Sugar companies paid Harvard scientists to release their 1960s study to downplay the link of sugar as a risk factor for coronary heart disease. They placed the blame on fat intake instead, a newly released historical document shows.
In a new study by scientists from the Institute for Health Policy Studies and the University of California, San Francisco, the internal sugar industry documents suggest that the results of five decades of studies have been greatly shaped by the sugar industry.
Published in the journal JAMA Internal Medicine, the analysis is based on the correspondence between the scientists at Harvard University and a sugar trade industry, Sugar Association, which evolved from the Sugar Research Foundation (SRF). In 1964, the group secretly discussed a campaign to downplay the link of sugar to coronary heart disease (CHD). It aims to stem the negative attitudes toward sugar when various studies emerged and released a possible link between sugar and heart disease.
"The literature review helped shape not only public opinion on what causes heart problems but also the scientific community's view of how to evaluate dietary risk factors for heart disease," said study investigator Cristin Kearns from the University of California San Francisco, who discovered the industry documents.
The researchers examined more than 340 documents between two individuals and the sugar industry. The two scientists are Roger Adams, a professor of organic chemistry who is part of the scientific advisory boards for the sugar industry and Dr. Mark Hegsted, one of the Harvard scientists who released the study back in the '60s.
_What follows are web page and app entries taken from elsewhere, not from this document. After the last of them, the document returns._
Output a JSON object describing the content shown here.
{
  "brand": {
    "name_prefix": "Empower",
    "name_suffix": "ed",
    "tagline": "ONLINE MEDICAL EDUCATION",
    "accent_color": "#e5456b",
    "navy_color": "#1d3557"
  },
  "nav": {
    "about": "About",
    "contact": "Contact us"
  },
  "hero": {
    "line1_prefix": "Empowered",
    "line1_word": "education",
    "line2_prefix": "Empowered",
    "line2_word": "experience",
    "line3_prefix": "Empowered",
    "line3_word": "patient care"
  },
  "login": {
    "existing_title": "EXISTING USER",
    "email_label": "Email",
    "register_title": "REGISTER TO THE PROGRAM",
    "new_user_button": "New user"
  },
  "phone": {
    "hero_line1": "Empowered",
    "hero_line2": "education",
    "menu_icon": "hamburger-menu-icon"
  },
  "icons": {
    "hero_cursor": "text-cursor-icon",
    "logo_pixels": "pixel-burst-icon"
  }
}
The first link between sugar and heart disease was released during the 1950s. After more than a decade, the SRF funded a literature review in 1965, focusing more on the role of fat and cholesterol in the development of CHD.
The researchers of the newly released historical document call for unbiased scientific studies by people who do not have conflicts of interests.
"As the saying goes, he who pays the piper calls the tune," said co-author Stanton A. Glantz, a professor of medicine at UCSF.
"There are all kinds of ways that you can subtly manipulate the outcome of a study, which industry is very well practiced at," he added.